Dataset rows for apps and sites
=======
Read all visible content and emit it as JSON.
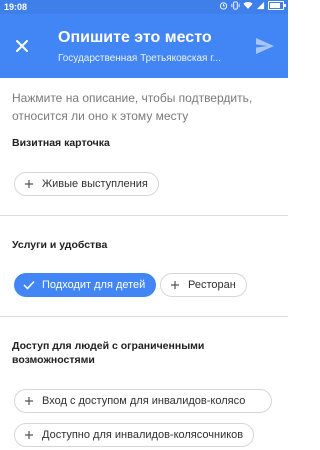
{
  "status_bar": {
    "time": "19:08",
    "battery_level": 0.85
  },
  "header": {
    "title": "Опишите это место",
    "subtitle": "Государственная Третьяковская г...",
    "close_icon": "close-icon",
    "send_icon": "send-icon"
  },
  "instruction": "Нажмите на описание, чтобы подтвердить, относится ли оно к этому месту",
  "sections": [
    {
      "title": "Визитная карточка",
      "chips": [
        {
          "label": "Живые выступления",
          "selected": false
        }
      ]
    },
    {
      "title": "Услуги и удобства",
      "chips": [
        {
          "label": "Подходит для детей",
          "selected": true
        },
        {
          "label": "Ресторан",
          "selected": false
        }
      ]
    },
    {
      "title": "Доступ для людей с ограниченными возможностями",
      "chips": [
        {
          "label": "Вход с доступом для инвалидов-колясо",
          "selected": false
        },
        {
          "label": "Доступно для инвалидов-колясочников",
          "selected": false
        }
      ]
    }
  ],
  "colors": {
    "accent": "#4285f4",
    "status_bar": "#3f7fea",
    "muted_text": "#7a7a7a",
    "divider": "#dcdcdc"
  }
}
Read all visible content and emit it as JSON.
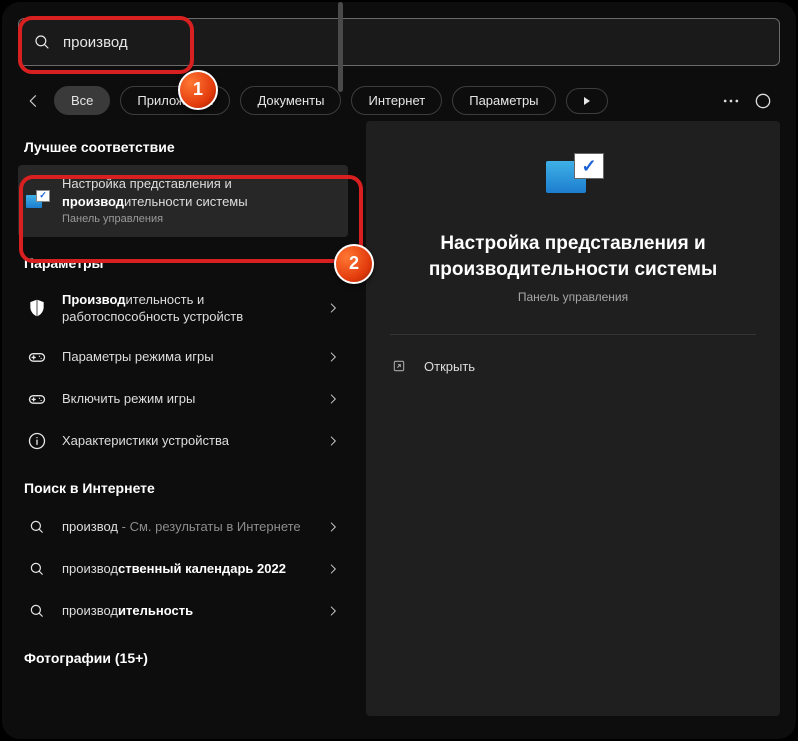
{
  "search": {
    "value": "производ"
  },
  "tabs": {
    "all": "Все",
    "apps": "Приложения",
    "docs": "Документы",
    "internet": "Интернет",
    "params": "Параметры"
  },
  "sections": {
    "best": "Лучшее соответствие",
    "params": "Параметры",
    "web": "Поиск в Интернете",
    "photos": "Фотографии (15+)"
  },
  "results": {
    "best": {
      "line1": "Настройка представления и",
      "line2_bold": "производ",
      "line2_rest": "ительности системы",
      "sub": "Панель управления"
    },
    "params": [
      {
        "bold": "Производ",
        "rest": "ительность и работоспособность устройств",
        "icon": "shield"
      },
      {
        "plain": "Параметры режима игры",
        "icon": "gamepad"
      },
      {
        "plain": "Включить режим игры",
        "icon": "gamepad"
      },
      {
        "plain": "Характеристики устройства",
        "icon": "info"
      }
    ],
    "web": [
      {
        "bold_pre": "производ",
        "gray": " - См. результаты в Интернете"
      },
      {
        "pre": "производ",
        "bold_rest": "ственный календарь 2022"
      },
      {
        "pre": "производ",
        "bold_rest": "ительность"
      }
    ]
  },
  "preview": {
    "title_l1": "Настройка представления и",
    "title_l2": "производительности системы",
    "sub": "Панель управления",
    "open": "Открыть"
  },
  "annotations": {
    "b1": "1",
    "b2": "2"
  }
}
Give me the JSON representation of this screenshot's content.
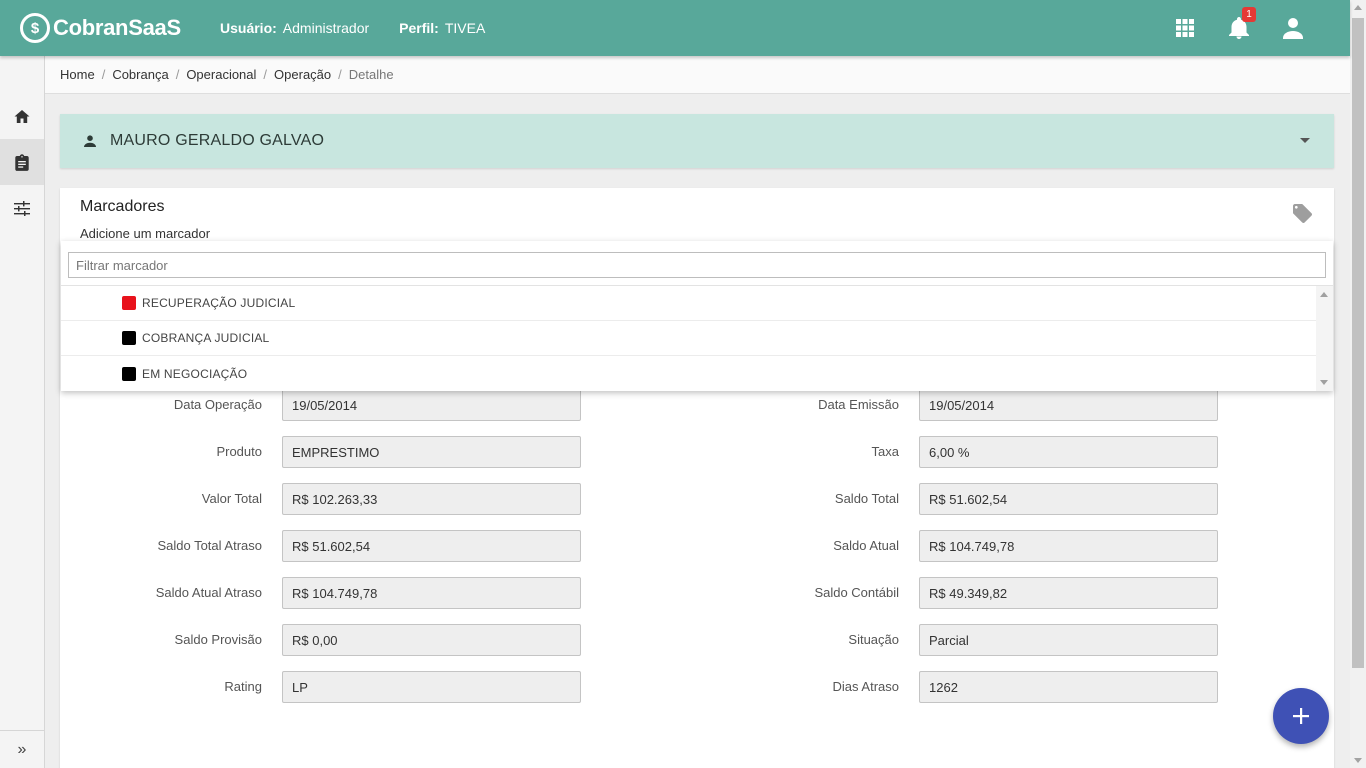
{
  "header": {
    "logo_text": "CobranSaaS",
    "logo_mark": "$",
    "user_label": "Usuário:",
    "user_value": "Administrador",
    "profile_label": "Perfil:",
    "profile_value": "TIVEA",
    "notification_count": "1",
    "icons": [
      "apps-grid-icon",
      "bell-icon",
      "account-icon"
    ]
  },
  "sidebar": {
    "items": [
      {
        "icon": "home-icon",
        "active": false
      },
      {
        "icon": "clipboard-icon",
        "active": true
      },
      {
        "icon": "tune-icon",
        "active": false
      }
    ],
    "expand_label": "»"
  },
  "breadcrumb": {
    "items": [
      "Home",
      "Cobrança",
      "Operacional",
      "Operação",
      "Detalhe"
    ],
    "separator": "/"
  },
  "client": {
    "name": "MAURO GERALDO GALVAO",
    "icon": "person-icon"
  },
  "markers": {
    "title": "Marcadores",
    "subtitle": "Adicione um marcador",
    "filter_placeholder": "Filtrar marcador",
    "filter_value": "",
    "options": [
      {
        "label": "RECUPERAÇÃO JUDICIAL",
        "color": "#e8121c"
      },
      {
        "label": "COBRANÇA JUDICIAL",
        "color": "#000000"
      },
      {
        "label": "EM NEGOCIAÇÃO",
        "color": "#000000"
      }
    ]
  },
  "fields_left": [
    {
      "label": "Data Operação",
      "value": "19/05/2014"
    },
    {
      "label": "Produto",
      "value": "EMPRESTIMO"
    },
    {
      "label": "Valor Total",
      "value": "R$ 102.263,33"
    },
    {
      "label": "Saldo Total Atraso",
      "value": "R$ 51.602,54"
    },
    {
      "label": "Saldo Atual Atraso",
      "value": "R$ 104.749,78"
    },
    {
      "label": "Saldo Provisão",
      "value": "R$ 0,00"
    },
    {
      "label": "Rating",
      "value": "LP"
    }
  ],
  "fields_right": [
    {
      "label": "Data Emissão",
      "value": "19/05/2014"
    },
    {
      "label": "Taxa",
      "value": "6,00 %"
    },
    {
      "label": "Saldo Total",
      "value": "R$ 51.602,54"
    },
    {
      "label": "Saldo Atual",
      "value": "R$ 104.749,78"
    },
    {
      "label": "Saldo Contábil",
      "value": "R$ 49.349,82"
    },
    {
      "label": "Situação",
      "value": "Parcial"
    },
    {
      "label": "Dias Atraso",
      "value": "1262"
    }
  ],
  "fab": {
    "label": "+",
    "icon": "plus-icon"
  },
  "colors": {
    "header_bg": "#58a89a",
    "client_bar_bg": "#c8e6df",
    "fab_bg": "#3f51b5",
    "badge_bg": "#e53935"
  }
}
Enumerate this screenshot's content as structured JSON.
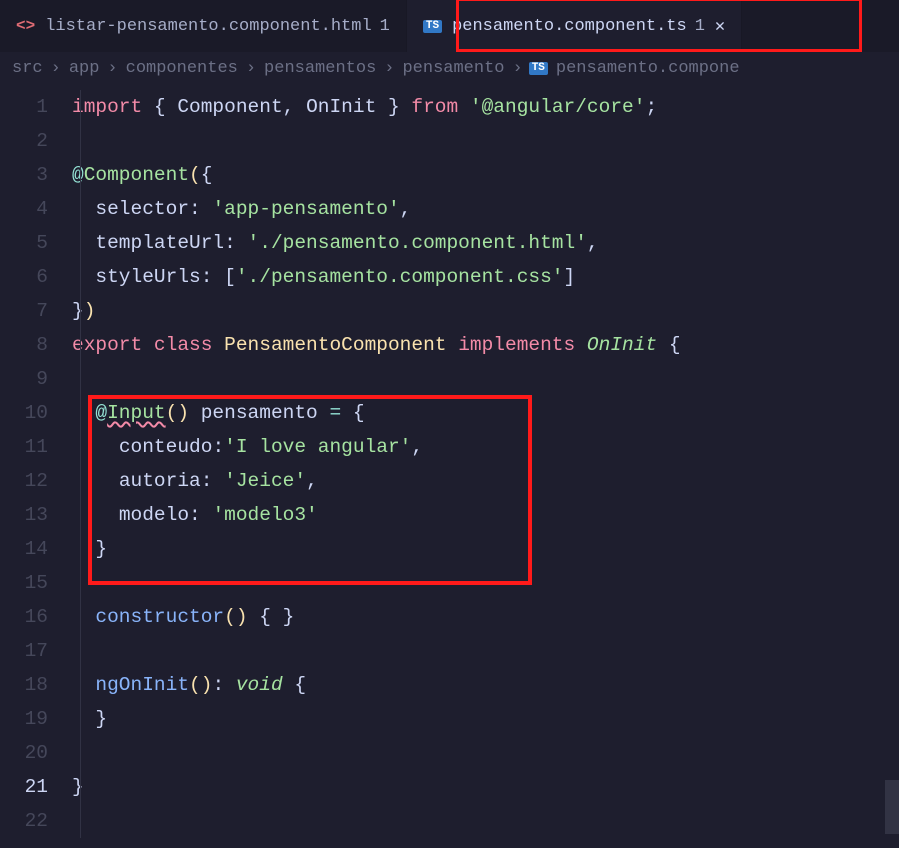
{
  "tabs": [
    {
      "label": "listar-pensamento.component.html",
      "dirty": "1",
      "icon": "html"
    },
    {
      "label": "pensamento.component.ts",
      "dirty": "1",
      "icon": "ts",
      "active": true,
      "closeable": true
    }
  ],
  "breadcrumb": {
    "parts": [
      "src",
      "app",
      "componentes",
      "pensamentos",
      "pensamento"
    ],
    "file": "pensamento.compone"
  },
  "gutter": {
    "lines": 22,
    "active": 21
  },
  "tokens": {
    "import": "import",
    "from": "from",
    "angular_core": "'@angular/core'",
    "Component": "Component",
    "OnInit": "OnInit",
    "at": "@",
    "ComponentDeco": "Component",
    "selector_key": "selector",
    "selector_val": "'app-pensamento'",
    "templateUrl_key": "templateUrl",
    "templateUrl_val": "'./pensamento.component.html'",
    "styleUrls_key": "styleUrls",
    "styleUrls_val": "'./pensamento.component.css'",
    "export": "export",
    "class": "class",
    "PensamentoComponent": "PensamentoComponent",
    "implements": "implements",
    "Input": "Input",
    "pensamento": "pensamento",
    "conteudo_key": "conteudo",
    "conteudo_val": "'I love angular'",
    "autoria_key": "autoria",
    "autoria_val": "'Jeice'",
    "modelo_key": "modelo",
    "modelo_val": "'modelo3'",
    "constructor": "constructor",
    "ngOnInit": "ngOnInit",
    "void": "void"
  }
}
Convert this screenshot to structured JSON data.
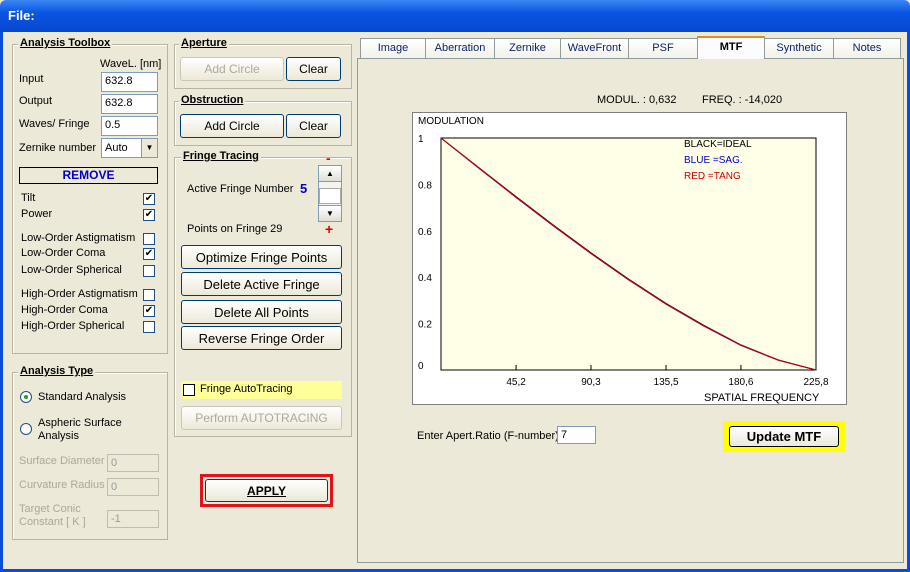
{
  "window": {
    "title": "File:"
  },
  "toolbox": {
    "title": "Analysis Toolbox",
    "wavel_header": "WaveL. [nm]",
    "input_label": "Input",
    "input_value": "632.8",
    "output_label": "Output",
    "output_value": "632.8",
    "waves_label": "Waves/ Fringe",
    "waves_value": "0.5",
    "zernike_label": "Zernike number",
    "zernike_value": "Auto",
    "remove_label": "REMOVE",
    "terms": [
      {
        "label": "Tilt",
        "checked": true
      },
      {
        "label": "Power",
        "checked": true
      },
      {
        "label": "Low-Order  Astigmatism",
        "checked": false
      },
      {
        "label": "Low-Order  Coma",
        "checked": true
      },
      {
        "label": "Low-Order  Spherical",
        "checked": false
      },
      {
        "label": "High-Order  Astigmatism",
        "checked": false
      },
      {
        "label": "High-Order  Coma",
        "checked": true
      },
      {
        "label": "High-Order  Spherical",
        "checked": false
      }
    ]
  },
  "analysis_type": {
    "title": "Analysis Type",
    "standard_label": "Standard  Analysis",
    "aspheric_label_1": "Aspheric  Surface",
    "aspheric_label_2": "Analysis",
    "surface_diameter_label": "Surface Diameter",
    "surface_diameter_value": "0",
    "curvature_radius_label": "Curvature Radius",
    "curvature_radius_value": "0",
    "target_conic_label_1": "Target Conic",
    "target_conic_label_2": "Constant [ K ]",
    "target_conic_value": "-1"
  },
  "aperture": {
    "title": "Aperture",
    "add_label": "Add Circle",
    "clear_label": "Clear"
  },
  "obstruction": {
    "title": "Obstruction",
    "add_label": "Add Circle",
    "clear_label": "Clear"
  },
  "fringe": {
    "title": "Fringe Tracing",
    "active_label": "Active Fringe Number",
    "active_value": "5",
    "points_label": "Points on  Fringe 29",
    "minus": "-",
    "plus": "+",
    "optimize_label": "Optimize Fringe Points",
    "delete_active_label": "Delete Active Fringe",
    "delete_all_label": "Delete  All  Points",
    "reverse_label": "Reverse  Fringe Order",
    "autotracing_label": "Fringe AutoTracing",
    "perform_label": "Perform  AUTOTRACING"
  },
  "apply_label": "APPLY",
  "tabs": [
    "Image",
    "Aberration",
    "Zernike",
    "WaveFront",
    "PSF",
    "MTF",
    "Synthetic",
    "Notes"
  ],
  "mtf": {
    "modul_text": "MODUL. :  0,632",
    "freq_text": "FREQ. :  -14,020",
    "f_label": "Enter Apert.Ratio (F-number)",
    "f_value": "7",
    "update_label": "Update MTF"
  },
  "chart_data": {
    "type": "line",
    "ylabel": "MODULATION",
    "xlabel": "SPATIAL FREQUENCY",
    "ylim": [
      0,
      1
    ],
    "xlim": [
      0,
      225.8
    ],
    "x_ticks": [
      "45,2",
      "90,3",
      "135,5",
      "180,6",
      "225,8"
    ],
    "y_ticks": [
      "0",
      "0.2",
      "0.4",
      "0.6",
      "0.8",
      "1"
    ],
    "legend": [
      {
        "text": "BLACK=IDEAL",
        "color": "#000000"
      },
      {
        "text": "BLUE  =SAG.",
        "color": "#0000cc"
      },
      {
        "text": "RED    =TANG",
        "color": "#cc0000"
      }
    ],
    "grid": false,
    "background": "#ffffe8",
    "series": [
      {
        "name": "IDEAL",
        "color": "#000000",
        "x": [
          0,
          22.6,
          45.2,
          67.7,
          90.3,
          112.9,
          135.5,
          158.1,
          180.6,
          203.2,
          225.8
        ],
        "values": [
          1.0,
          0.873,
          0.747,
          0.624,
          0.505,
          0.392,
          0.287,
          0.193,
          0.108,
          0.043,
          0.0
        ]
      },
      {
        "name": "SAG.",
        "color": "#0000cc",
        "x": [
          0,
          22.6,
          45.2,
          67.7,
          90.3,
          112.9,
          135.5,
          158.1,
          180.6,
          203.2,
          225.8
        ],
        "values": [
          1.0,
          0.871,
          0.744,
          0.621,
          0.502,
          0.389,
          0.284,
          0.19,
          0.106,
          0.042,
          0.0
        ]
      },
      {
        "name": "TANG",
        "color": "#cc0000",
        "x": [
          0,
          22.6,
          45.2,
          67.7,
          90.3,
          112.9,
          135.5,
          158.1,
          180.6,
          203.2,
          225.8
        ],
        "values": [
          1.0,
          0.872,
          0.745,
          0.622,
          0.503,
          0.39,
          0.285,
          0.191,
          0.107,
          0.042,
          0.0
        ]
      }
    ]
  }
}
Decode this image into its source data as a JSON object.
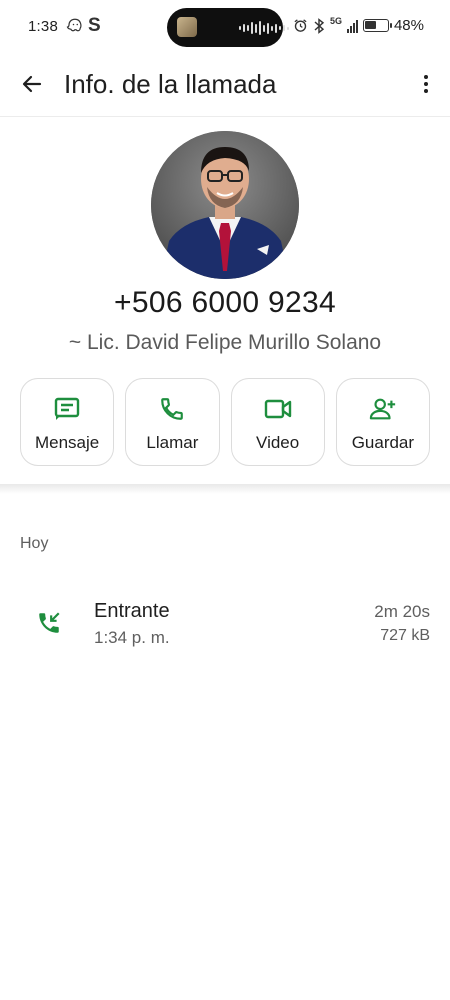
{
  "status_bar": {
    "time": "1:38",
    "carrier_glyph": "S",
    "network": "5G",
    "battery_percent": "48%",
    "battery_level": 0.48,
    "icons": [
      "waze-icon",
      "alarm-icon",
      "bluetooth-icon",
      "signal-icon",
      "battery-icon"
    ]
  },
  "app_bar": {
    "title": "Info. de la llamada",
    "back_icon": "arrow-back-icon",
    "menu_icon": "more-vert-icon"
  },
  "contact": {
    "phone_number": "+506 6000 9234",
    "name": "~ Lic. David Felipe Murillo Solano"
  },
  "actions": [
    {
      "label": "Mensaje",
      "icon": "message-icon"
    },
    {
      "label": "Llamar",
      "icon": "phone-icon"
    },
    {
      "label": "Video",
      "icon": "videocam-icon"
    },
    {
      "label": "Guardar",
      "icon": "person-add-icon"
    }
  ],
  "history": {
    "section_label": "Hoy",
    "calls": [
      {
        "type": "Entrante",
        "time": "1:34 p. m.",
        "duration": "2m 20s",
        "size": "727 kB",
        "icon": "incoming-call-icon"
      }
    ]
  },
  "colors": {
    "accent_green": "#1e8e3e",
    "text_primary": "#1f1f1f",
    "text_secondary": "#5f5f5f",
    "border": "#dcdcdc"
  }
}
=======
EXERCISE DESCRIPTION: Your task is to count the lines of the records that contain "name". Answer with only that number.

ANSWER FOR THE TASK: 5